What a waste, considering how many cool stories there are about real spies, acting like real spies tend to do.

Did you know that at the beginning of WWII, there was a british spy group whose only purpose was to find american politicians who were against joining the war and bribe, cajole, or blackmail them into changing their minds? The group was made up of famous and charming public figures. When the group singled out a loud senator(?) who was particularly against joining the war, they sent the author of Charlie and the Chocolate Factory, Roald Dahl, to the U.S. with the express purpose of sleeping with the senator’s wife so they could use blackmail him. And he did.

Or what about Virginia Hall. She wanted to be a diplomat but lost part of her leg in an accident. She ended up finding herself in France in 1939. At that time she served secretly in numerous capacities and was trained by the brits. Her underground work was so extensive, the germans put her on their most wanted list. They called her, “Woman with a limp,” “Artemis,” and “agent heckler.” She survived the entire war. This is especially impressive when you really think about the fact she was working on a wooden prosthesis, and the germans reallywanted her. (It’s not so good for a spy to have a super obvious defining feature, she took care of that by slowly training herself to walk without a limp). She also had to escape on foot into the winter mountains at one point. On her wooden leg.

That’s just two stories off the top of my head! We don’t need more tales about suave and brutal spies. I want the tales of the real ones. The ones who were quiet, and peculiar, and cunning; the ones who made the difference by staying in the shadows and emerging to take quick and clever slices at the enemy.

Virginia Hall

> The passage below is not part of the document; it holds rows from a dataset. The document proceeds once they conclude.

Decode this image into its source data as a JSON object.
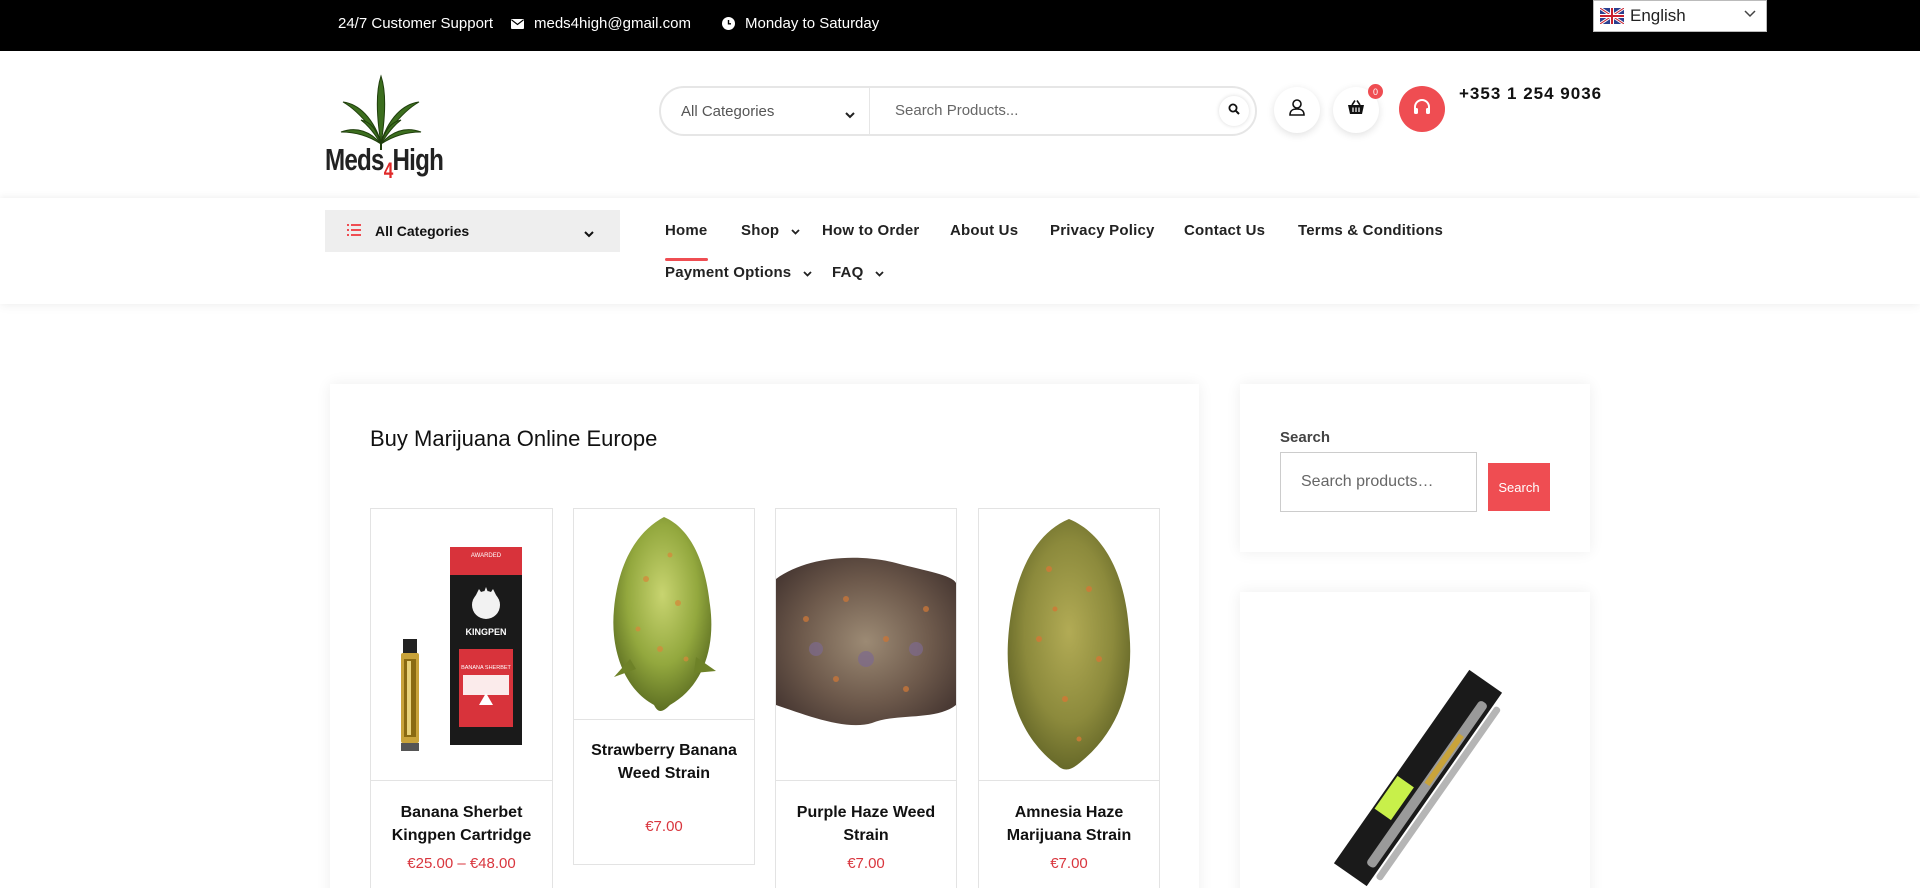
{
  "topbar": {
    "support": "24/7 Customer Support",
    "email": "meds4high@gmail.com",
    "hours": "Monday to Saturday",
    "language": "English"
  },
  "header": {
    "brand_a": "Meds",
    "brand_b": "4",
    "brand_c": "High",
    "category_select": "All Categories",
    "search_placeholder": "Search Products...",
    "cart_count": "0",
    "phone": "+353 1 254 9036"
  },
  "nav": {
    "all_categories": "All Categories",
    "items": [
      "Home",
      "Shop",
      "How to Order",
      "About Us",
      "Privacy Policy",
      "Contact Us",
      "Terms & Conditions",
      "Payment Options",
      "FAQ"
    ]
  },
  "main": {
    "title": "Buy Marijuana Online Europe",
    "products": [
      {
        "name": "Banana Sherbet Kingpen Cartridge",
        "price": "€25.00 – €48.00",
        "pack_brand": "KINGPEN",
        "pack_flavor": "BANANA SHERBET",
        "pack_award": "AWARDED"
      },
      {
        "name": "Strawberry Banana Weed Strain",
        "price": "€7.00"
      },
      {
        "name": "Purple Haze Weed Strain",
        "price": "€7.00"
      },
      {
        "name": "Amnesia Haze Marijuana Strain",
        "price": "€7.00"
      }
    ]
  },
  "sidebar": {
    "search_label": "Search",
    "search_placeholder": "Search products…",
    "search_button": "Search"
  },
  "colors": {
    "accent": "#ef4d52",
    "price": "#d9363e",
    "topbar_bg": "#000000"
  }
}
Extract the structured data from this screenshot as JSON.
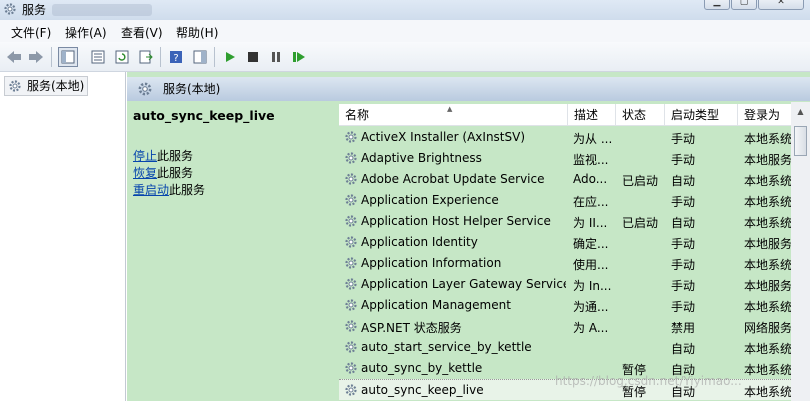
{
  "window": {
    "title": "服务"
  },
  "menu": [
    {
      "label": "文件(F)"
    },
    {
      "label": "操作(A)"
    },
    {
      "label": "查看(V)"
    },
    {
      "label": "帮助(H)"
    }
  ],
  "tree": {
    "root_label": "服务(本地)"
  },
  "header": {
    "title": "服务(本地)"
  },
  "selected_service": {
    "name": "auto_sync_keep_live",
    "actions": [
      {
        "link": "停止",
        "suffix": "此服务"
      },
      {
        "link": "恢复",
        "suffix": "此服务"
      },
      {
        "link": "重启动",
        "suffix": "此服务"
      }
    ]
  },
  "columns": {
    "name": "名称",
    "description": "描述",
    "status": "状态",
    "startup": "启动类型",
    "logon": "登录为"
  },
  "rows": [
    {
      "name": "ActiveX Installer (AxInstSV)",
      "desc": "为从 ...",
      "status": "",
      "startup": "手动",
      "logon": "本地系统"
    },
    {
      "name": "Adaptive Brightness",
      "desc": "监视...",
      "status": "",
      "startup": "手动",
      "logon": "本地服务"
    },
    {
      "name": "Adobe Acrobat Update Service",
      "desc": "Ado...",
      "status": "已启动",
      "startup": "自动",
      "logon": "本地系统"
    },
    {
      "name": "Application Experience",
      "desc": "在应...",
      "status": "",
      "startup": "手动",
      "logon": "本地系统"
    },
    {
      "name": "Application Host Helper Service",
      "desc": "为 II...",
      "status": "已启动",
      "startup": "自动",
      "logon": "本地系统"
    },
    {
      "name": "Application Identity",
      "desc": "确定...",
      "status": "",
      "startup": "手动",
      "logon": "本地服务"
    },
    {
      "name": "Application Information",
      "desc": "使用...",
      "status": "",
      "startup": "手动",
      "logon": "本地系统"
    },
    {
      "name": "Application Layer Gateway Service",
      "desc": "为 In...",
      "status": "",
      "startup": "手动",
      "logon": "本地服务"
    },
    {
      "name": "Application Management",
      "desc": "为通...",
      "status": "",
      "startup": "手动",
      "logon": "本地系统"
    },
    {
      "name": "ASP.NET 状态服务",
      "desc": "为 A...",
      "status": "",
      "startup": "禁用",
      "logon": "网络服务"
    },
    {
      "name": "auto_start_service_by_kettle",
      "desc": "",
      "status": "",
      "startup": "自动",
      "logon": "本地系统"
    },
    {
      "name": "auto_sync_by_kettle",
      "desc": "",
      "status": "暂停",
      "startup": "自动",
      "logon": "本地系统"
    },
    {
      "name": "auto_sync_keep_live",
      "desc": "",
      "status": "暂停",
      "startup": "自动",
      "logon": "本地系统"
    }
  ],
  "watermark": "https://blog.csdn.net/Yiyimao..."
}
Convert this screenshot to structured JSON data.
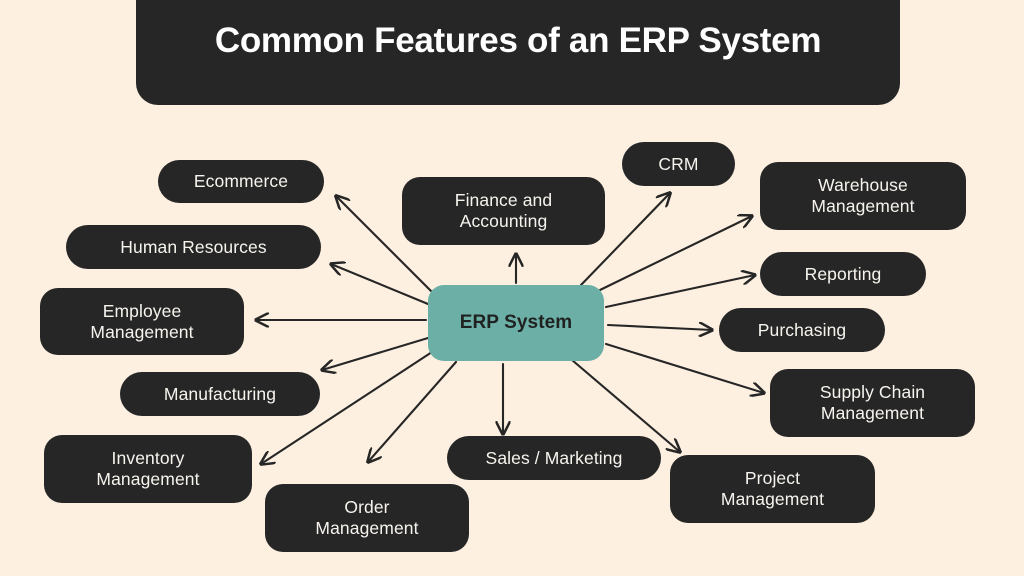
{
  "header": {
    "title": "Common Features of an ERP System"
  },
  "diagram": {
    "type": "hub-and-spoke",
    "center": {
      "label": "ERP System",
      "fill": "#6BAFA6",
      "text_color": "#1F2220"
    },
    "node_fill": "#262626",
    "node_text_color": "#F7F4EE",
    "background": "#FDF0E0",
    "arrow_color": "#262626",
    "arrow_direction": "center-to-node",
    "nodes": [
      {
        "id": "ecommerce",
        "label": "Ecommerce"
      },
      {
        "id": "human-resources",
        "label": "Human Resources"
      },
      {
        "id": "employee-management",
        "label": "Employee\nManagement"
      },
      {
        "id": "manufacturing",
        "label": "Manufacturing"
      },
      {
        "id": "inventory-management",
        "label": "Inventory\nManagement"
      },
      {
        "id": "order-management",
        "label": "Order\nManagement"
      },
      {
        "id": "sales-marketing",
        "label": "Sales / Marketing"
      },
      {
        "id": "project-management",
        "label": "Project\nManagement"
      },
      {
        "id": "supply-chain-management",
        "label": "Supply Chain\nManagement"
      },
      {
        "id": "purchasing",
        "label": "Purchasing"
      },
      {
        "id": "reporting",
        "label": "Reporting"
      },
      {
        "id": "warehouse-management",
        "label": "Warehouse\nManagement"
      },
      {
        "id": "crm",
        "label": "CRM"
      },
      {
        "id": "finance-accounting",
        "label": "Finance and\nAccounting"
      }
    ]
  }
}
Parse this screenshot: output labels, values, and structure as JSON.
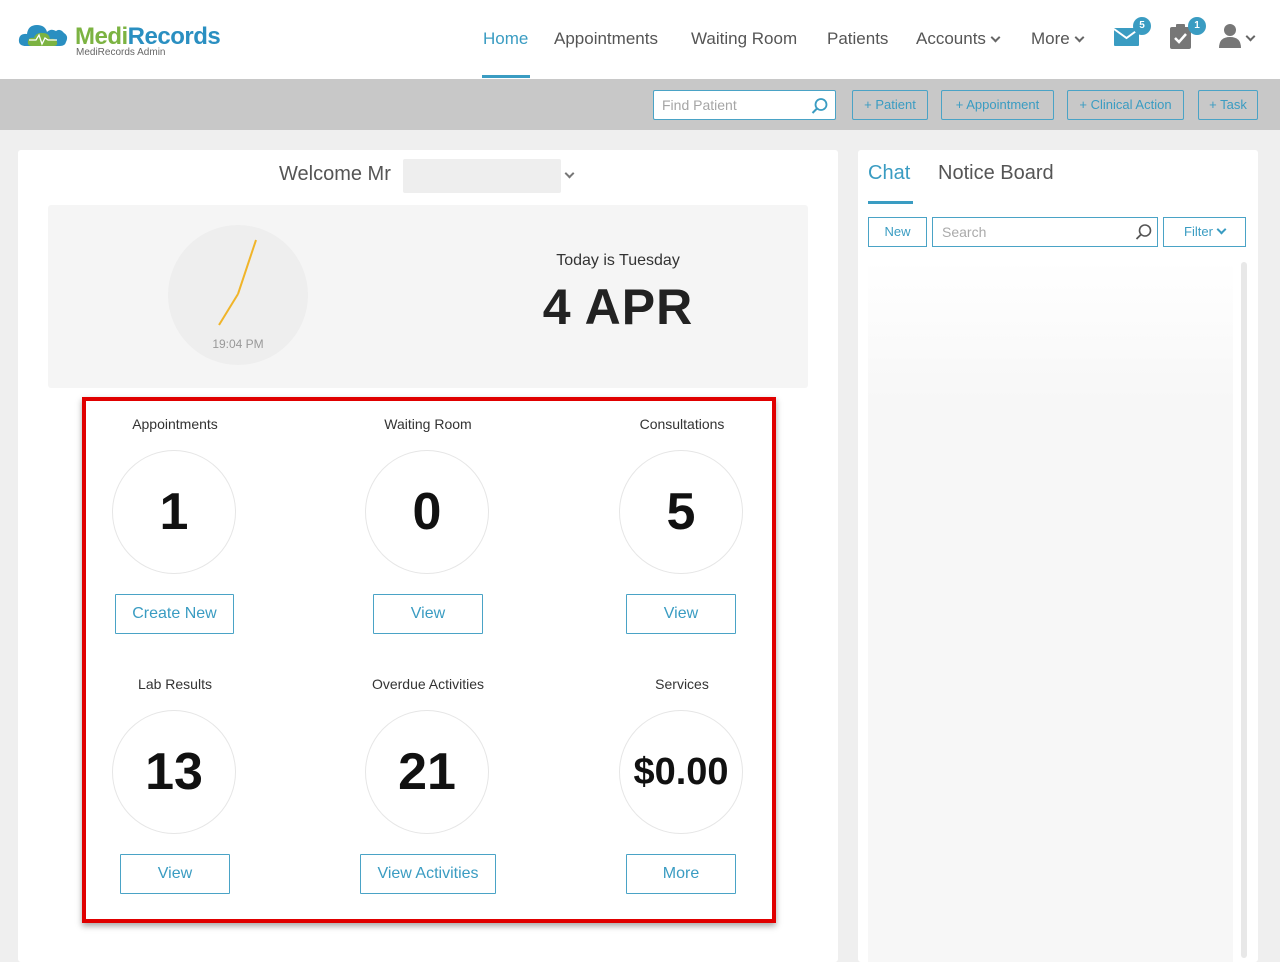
{
  "app": {
    "brand_part1": "Medi",
    "brand_part2": "Records",
    "subtitle": "MediRecords Admin"
  },
  "nav": {
    "items": [
      {
        "label": "Home",
        "active": true
      },
      {
        "label": "Appointments"
      },
      {
        "label": "Waiting Room"
      },
      {
        "label": "Patients"
      },
      {
        "label": "Accounts",
        "dropdown": true
      },
      {
        "label": "More",
        "dropdown": true
      }
    ],
    "messages_badge": "5",
    "tasks_badge": "1"
  },
  "toolbar": {
    "find_patient_placeholder": "Find Patient",
    "add_patient": "+ Patient",
    "add_appointment": "+ Appointment",
    "add_clinical_action": "+ Clinical Action",
    "add_task": "+ Task"
  },
  "welcome": {
    "greeting": "Welcome Mr"
  },
  "clock": {
    "time": "19:04 PM",
    "today_label": "Today is Tuesday",
    "date": "4 APR"
  },
  "stats": [
    {
      "label": "Appointments",
      "value": "1",
      "button": "Create New"
    },
    {
      "label": "Waiting Room",
      "value": "0",
      "button": "View"
    },
    {
      "label": "Consultations",
      "value": "5",
      "button": "View"
    },
    {
      "label": "Lab Results",
      "value": "13",
      "button": "View"
    },
    {
      "label": "Overdue Activities",
      "value": "21",
      "button": "View Activities"
    },
    {
      "label": "Services",
      "value": "$0.00",
      "button": "More"
    }
  ],
  "chat": {
    "tab_chat": "Chat",
    "tab_notice": "Notice Board",
    "new_button": "New",
    "search_placeholder": "Search",
    "filter_button": "Filter"
  },
  "colors": {
    "accent": "#3a9cc2",
    "brand_green": "#7cb342",
    "brand_blue": "#2a8fc1",
    "highlight": "#e00000",
    "clock_hand": "#f0b429"
  }
}
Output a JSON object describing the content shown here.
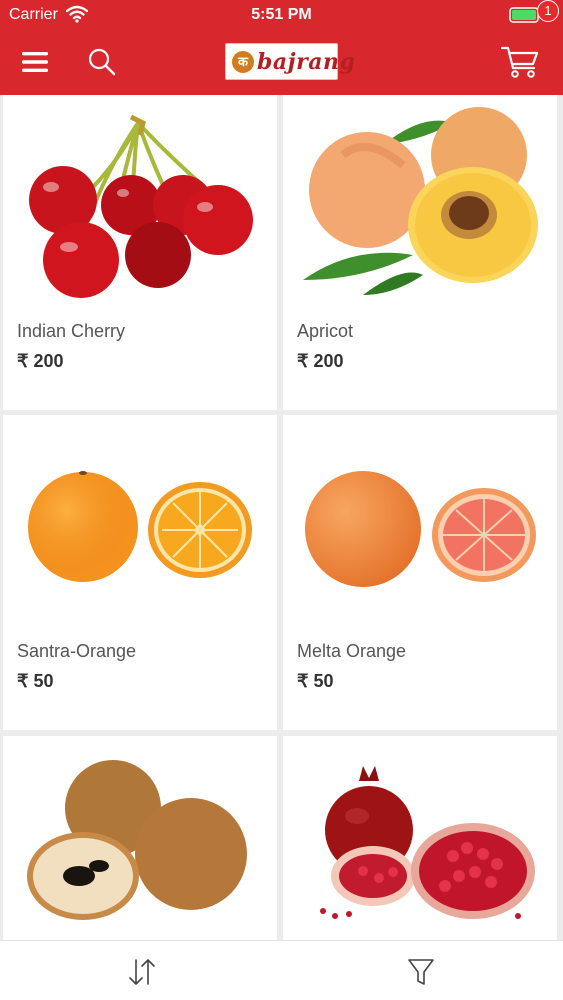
{
  "status_bar": {
    "carrier": "Carrier",
    "time": "5:51 PM"
  },
  "header": {
    "logo_text": "bajrang",
    "cart_count": "1",
    "accent_color": "#d9272e"
  },
  "products": [
    {
      "name": "Indian Cherry",
      "price": "₹ 200",
      "image": "cherry-image"
    },
    {
      "name": "Apricot",
      "price": "₹ 200",
      "image": "apricot-image"
    },
    {
      "name": "Santra-Orange",
      "price": "₹ 50",
      "image": "orange-image"
    },
    {
      "name": "Melta Orange",
      "price": "₹ 50",
      "image": "grapefruit-image"
    },
    {
      "name": "",
      "price": "",
      "image": "sapodilla-image"
    },
    {
      "name": "",
      "price": "",
      "image": "pomegranate-image"
    }
  ],
  "bottom_bar": {
    "icons": [
      "sort-icon",
      "filter-icon"
    ]
  }
}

Virginia Hall was an American spy during WWII who, despite having an artificial leg (and thereby being somewhat noticeable), became one of the Nazi’s most wanted Allied spies. She worked with the underground French Resistance, helping with training, providing maps and organizing safe houses, as well as general intelligence. She used aliases and disguises to thwart detection and was never caught.

The British recognized her efforts in 1943 with the MBE and in 1945 with the Distinguished Service Cross. She was the only civilian woman to achieve this award during WWII.

Virginia Hall was born in Baltimore in 1906 and attended Radcliffe and Barnard Colleges. As a young woman, she worked at the U.S. embassy in Poland and traveled extensively in Europe, losing part of a leg in a shooting accident and developing the language skills that she would use on the front lines of intelligence gathering during World War II. She first worked for the British Special Operations Executive developing a spy network in Vichy France, and then escaped to Spain in late 1942. In 1944, Hall joined the Office of Strategic Services in order to return to France. Disguised as an elderly farmhand, Hall organized sabotage operations, supported resistance groups as a radio operator and courier, mapped drop zones, and helped sabotage German military movements. Despite her wooden leg, which she called Cuthbert, she helped train three battalions of Resistance fighters to wage war on the Germans and kept up a stream of valuable reporting. The Gestapo knew her as the “limping lady,” and called her the most dangerous of all Allied spies. In 1945, she received the Distinguished Service Cross - the only one awarded to a civilian woman in World War II. Several years later, she made the transition to the CIA, where she was one of the first female operations officers.

 via NBC News